Your browser is no longer supported

For the best possible experience using our website we recommend you upgrade to a newer version or another browser.

Your browser appears to have cookies disabled. For the best experience of this website, please enable cookies in your browser

We'll assume we have your consent to use cookies, for example so you won't need to log in each time you visit our site.
Learn more

High speed rail: bad for environment?

High speed rail has been dismissed by government because it is bad for the environment, it emerged this week.

Rail minister Tom Harris said that Britain did not need faster trains that would consume more energy but should instead focus on reducing congestion and reliability on the existing network.

"The argument that high speed rail is a green option does not necessarily stand up to close inspection," said Harris, in a letter to Liberal Democrat MEP Chris Davies.

"Increasing the maximum speed from 200km/h to 350km/h leads to a 90% increase in energy consumption. In exchange, it cuts station-to-station journey times by less than 25% and door-to-door journey times by even less."

Harris' claim was rubbished by Campaign for Better Transport executive director Stephen Joseph.

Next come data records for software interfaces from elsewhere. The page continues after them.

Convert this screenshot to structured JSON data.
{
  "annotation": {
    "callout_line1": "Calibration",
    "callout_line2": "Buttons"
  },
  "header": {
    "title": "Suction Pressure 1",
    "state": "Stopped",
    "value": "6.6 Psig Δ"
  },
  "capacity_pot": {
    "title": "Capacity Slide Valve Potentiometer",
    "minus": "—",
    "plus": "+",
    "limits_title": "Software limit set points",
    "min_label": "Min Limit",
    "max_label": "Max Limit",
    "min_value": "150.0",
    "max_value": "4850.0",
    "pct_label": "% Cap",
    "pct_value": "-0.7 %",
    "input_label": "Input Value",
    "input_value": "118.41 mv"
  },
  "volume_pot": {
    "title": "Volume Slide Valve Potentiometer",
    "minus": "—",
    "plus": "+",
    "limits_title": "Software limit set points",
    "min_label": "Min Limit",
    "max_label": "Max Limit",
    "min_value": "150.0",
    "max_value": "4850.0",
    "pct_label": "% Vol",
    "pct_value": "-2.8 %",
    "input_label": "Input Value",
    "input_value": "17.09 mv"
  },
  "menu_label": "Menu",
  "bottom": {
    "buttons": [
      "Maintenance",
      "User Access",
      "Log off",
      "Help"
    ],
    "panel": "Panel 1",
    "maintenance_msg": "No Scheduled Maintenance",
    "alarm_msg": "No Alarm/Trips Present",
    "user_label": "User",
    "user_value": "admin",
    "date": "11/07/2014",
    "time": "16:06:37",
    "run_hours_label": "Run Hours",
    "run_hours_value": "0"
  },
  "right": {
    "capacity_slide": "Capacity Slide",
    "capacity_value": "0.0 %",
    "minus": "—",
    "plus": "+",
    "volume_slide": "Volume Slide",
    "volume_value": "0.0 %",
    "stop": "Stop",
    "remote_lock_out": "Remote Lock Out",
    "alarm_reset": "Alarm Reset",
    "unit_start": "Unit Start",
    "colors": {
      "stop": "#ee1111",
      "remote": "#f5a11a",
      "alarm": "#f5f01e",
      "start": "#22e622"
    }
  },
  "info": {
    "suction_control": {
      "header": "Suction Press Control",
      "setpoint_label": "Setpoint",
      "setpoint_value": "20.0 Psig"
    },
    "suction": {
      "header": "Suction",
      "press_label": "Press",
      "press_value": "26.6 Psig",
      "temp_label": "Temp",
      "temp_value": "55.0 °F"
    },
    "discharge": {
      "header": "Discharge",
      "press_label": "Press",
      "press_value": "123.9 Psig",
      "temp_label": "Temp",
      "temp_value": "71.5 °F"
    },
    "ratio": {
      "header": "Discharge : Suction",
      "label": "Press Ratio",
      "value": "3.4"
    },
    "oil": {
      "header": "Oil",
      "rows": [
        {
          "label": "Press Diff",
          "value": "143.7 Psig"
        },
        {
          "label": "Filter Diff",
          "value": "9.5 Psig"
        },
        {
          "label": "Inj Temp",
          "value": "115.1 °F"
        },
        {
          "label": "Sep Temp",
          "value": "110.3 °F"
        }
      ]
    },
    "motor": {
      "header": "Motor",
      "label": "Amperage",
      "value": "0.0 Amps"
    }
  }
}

"I think the claim about increased energy consumption is oversold," he told NCE. "It's based on a study made some time ago on a theoretical level."

Have your say

You must sign in to make a comment

Please remember that the submission of any material is governed by our Terms and Conditions and by submitting material you confirm your agreement to these Terms and Conditions. Please note comments made online may also be published in the print edition of New Civil Engineer. Links may be included in your comments but HTML is not permitted.